**WORK INSTRUCTION**
The records below are to be restated word for word, with every picture left out.

SOURCE DATA: Begin

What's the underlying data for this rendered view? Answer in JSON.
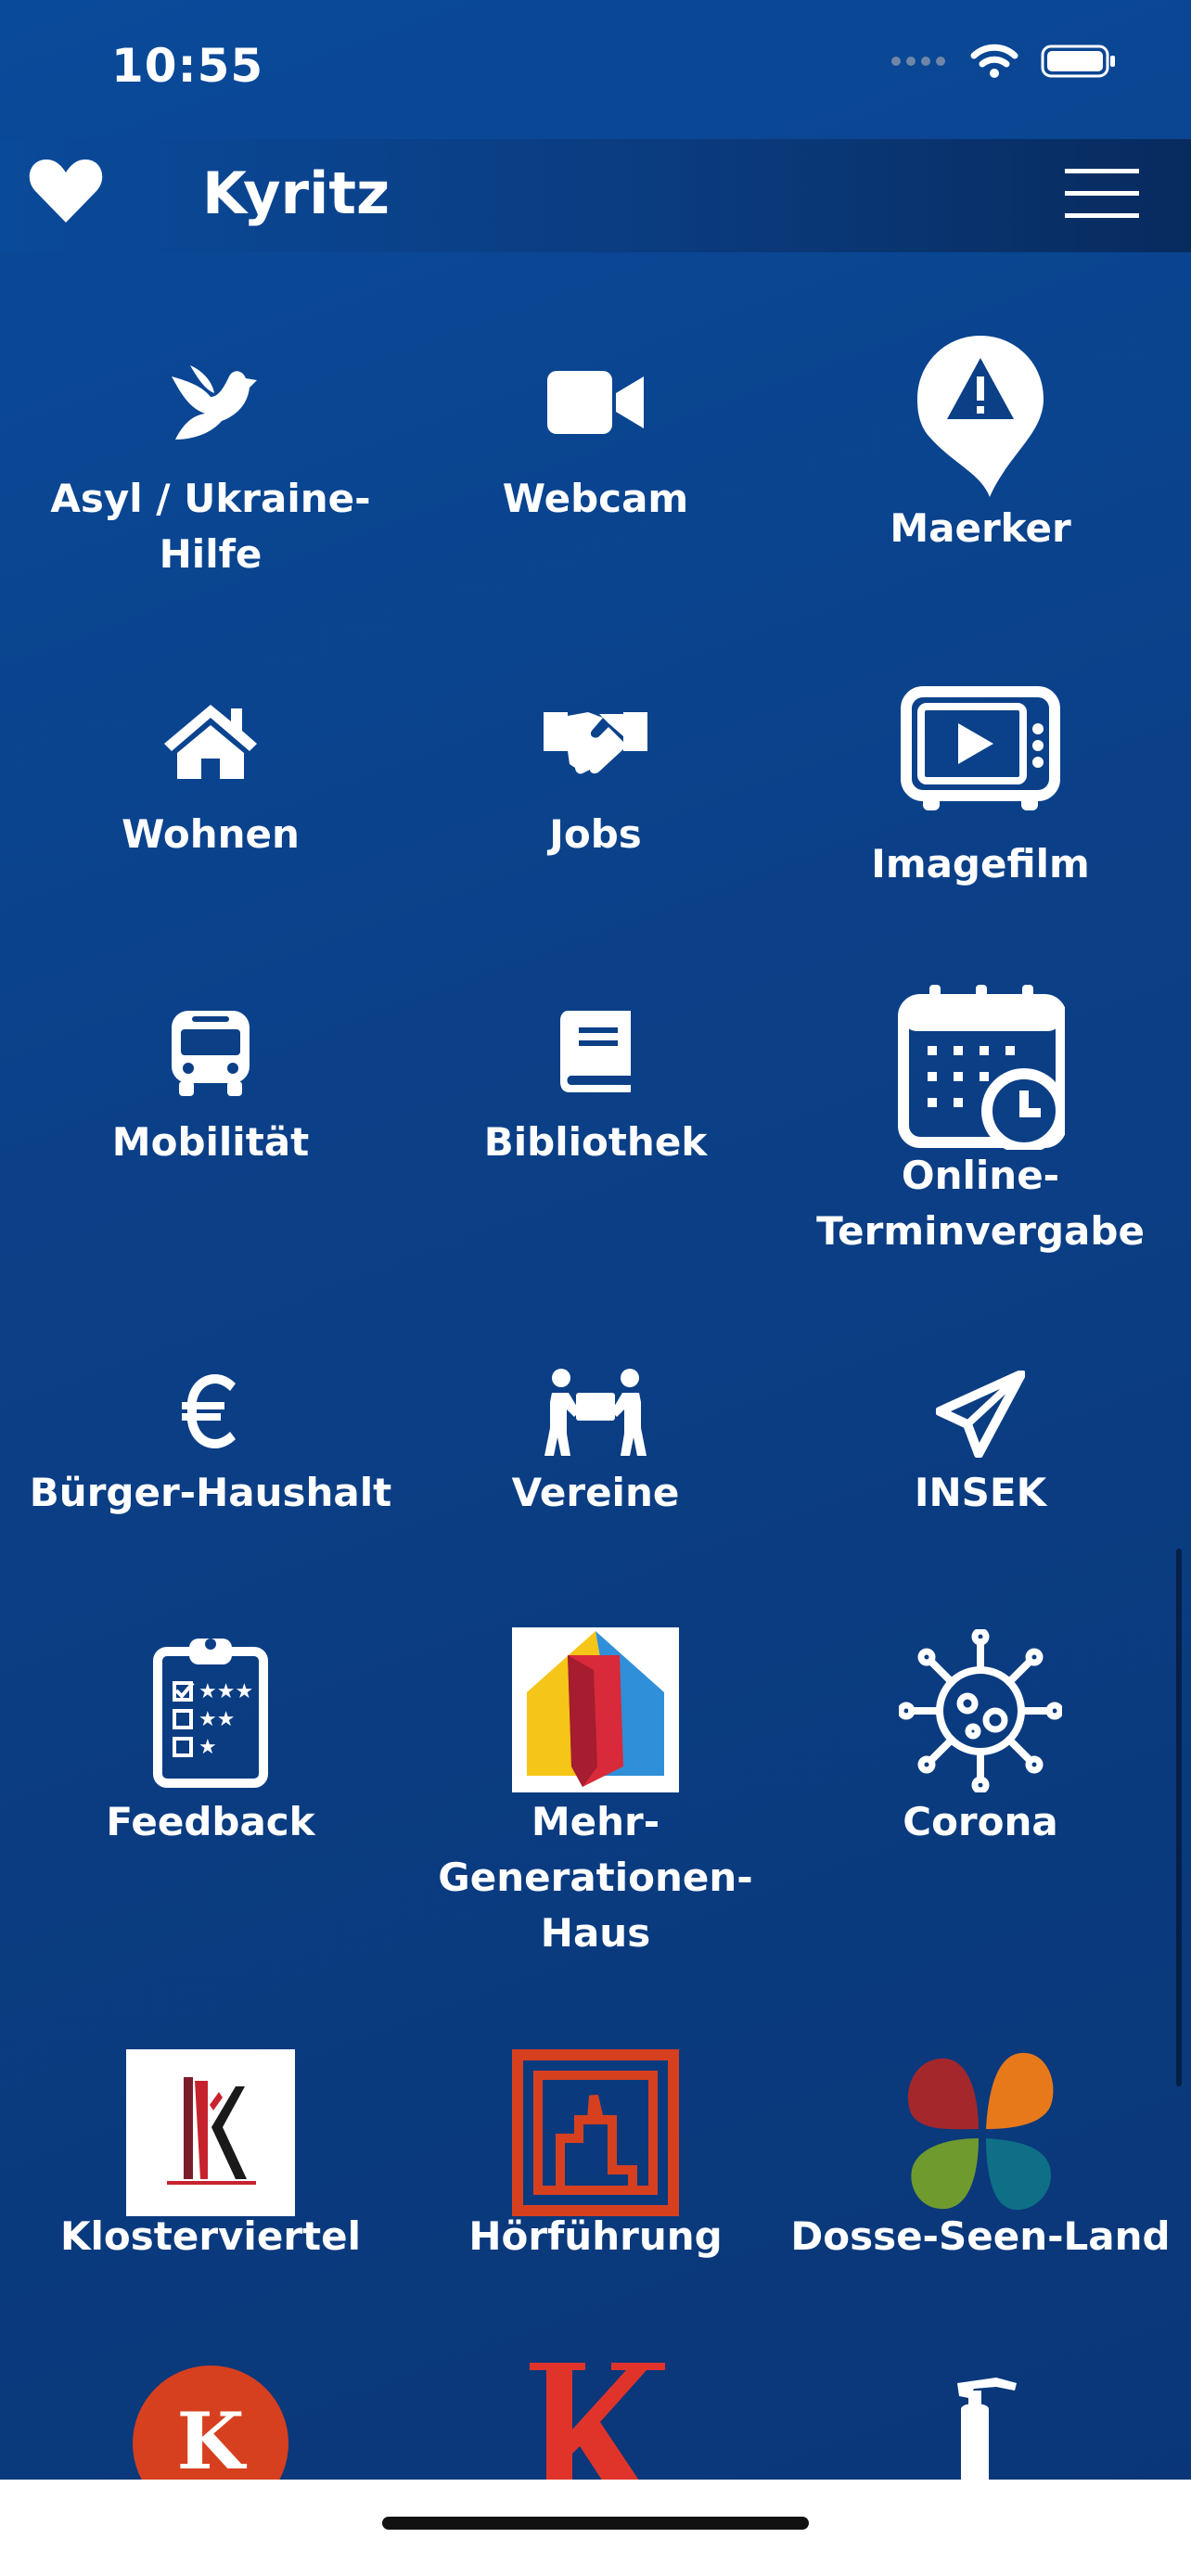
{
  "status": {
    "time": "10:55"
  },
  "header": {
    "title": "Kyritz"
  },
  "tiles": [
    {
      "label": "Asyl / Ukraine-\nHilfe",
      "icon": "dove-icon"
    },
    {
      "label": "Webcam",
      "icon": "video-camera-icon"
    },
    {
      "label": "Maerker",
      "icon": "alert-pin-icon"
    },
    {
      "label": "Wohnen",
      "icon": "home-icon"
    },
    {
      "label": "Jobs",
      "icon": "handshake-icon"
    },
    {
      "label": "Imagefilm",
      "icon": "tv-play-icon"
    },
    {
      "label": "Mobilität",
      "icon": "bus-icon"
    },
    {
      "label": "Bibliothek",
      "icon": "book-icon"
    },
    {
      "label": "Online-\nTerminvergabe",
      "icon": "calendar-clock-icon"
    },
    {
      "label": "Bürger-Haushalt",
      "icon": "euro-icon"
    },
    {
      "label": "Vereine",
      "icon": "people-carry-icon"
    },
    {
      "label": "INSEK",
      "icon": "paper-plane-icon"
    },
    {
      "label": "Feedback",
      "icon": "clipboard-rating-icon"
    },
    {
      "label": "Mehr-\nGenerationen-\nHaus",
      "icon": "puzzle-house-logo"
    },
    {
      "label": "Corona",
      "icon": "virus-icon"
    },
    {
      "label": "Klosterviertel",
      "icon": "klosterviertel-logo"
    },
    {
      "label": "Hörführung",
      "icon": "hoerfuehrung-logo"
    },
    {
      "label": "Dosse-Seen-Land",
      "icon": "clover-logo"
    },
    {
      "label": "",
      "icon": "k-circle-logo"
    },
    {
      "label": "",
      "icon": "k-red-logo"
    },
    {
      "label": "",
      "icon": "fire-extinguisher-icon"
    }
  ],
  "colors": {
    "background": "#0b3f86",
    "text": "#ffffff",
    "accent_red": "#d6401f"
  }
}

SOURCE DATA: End

**TASK ANSWER**
What's the underlying data for this rendered view? Answer in JSON.
{
  "status": {
    "time": "10:55"
  },
  "header": {
    "title": "Kyritz"
  },
  "tiles": [
    {
      "label": "Asyl / Ukraine-\nHilfe",
      "icon": "dove-icon"
    },
    {
      "label": "Webcam",
      "icon": "video-camera-icon"
    },
    {
      "label": "Maerker",
      "icon": "alert-pin-icon"
    },
    {
      "label": "Wohnen",
      "icon": "home-icon"
    },
    {
      "label": "Jobs",
      "icon": "handshake-icon"
    },
    {
      "label": "Imagefilm",
      "icon": "tv-play-icon"
    },
    {
      "label": "Mobilität",
      "icon": "bus-icon"
    },
    {
      "label": "Bibliothek",
      "icon": "book-icon"
    },
    {
      "label": "Online-\nTerminvergabe",
      "icon": "calendar-clock-icon"
    },
    {
      "label": "Bürger-Haushalt",
      "icon": "euro-icon"
    },
    {
      "label": "Vereine",
      "icon": "people-carry-icon"
    },
    {
      "label": "INSEK",
      "icon": "paper-plane-icon"
    },
    {
      "label": "Feedback",
      "icon": "clipboard-rating-icon"
    },
    {
      "label": "Mehr-\nGenerationen-\nHaus",
      "icon": "puzzle-house-logo"
    },
    {
      "label": "Corona",
      "icon": "virus-icon"
    },
    {
      "label": "Klosterviertel",
      "icon": "klosterviertel-logo"
    },
    {
      "label": "Hörführung",
      "icon": "hoerfuehrung-logo"
    },
    {
      "label": "Dosse-Seen-Land",
      "icon": "clover-logo"
    },
    {
      "label": "",
      "icon": "k-circle-logo"
    },
    {
      "label": "",
      "icon": "k-red-logo"
    },
    {
      "label": "",
      "icon": "fire-extinguisher-icon"
    }
  ],
  "colors": {
    "background": "#0b3f86",
    "text": "#ffffff",
    "accent_red": "#d6401f"
  }
}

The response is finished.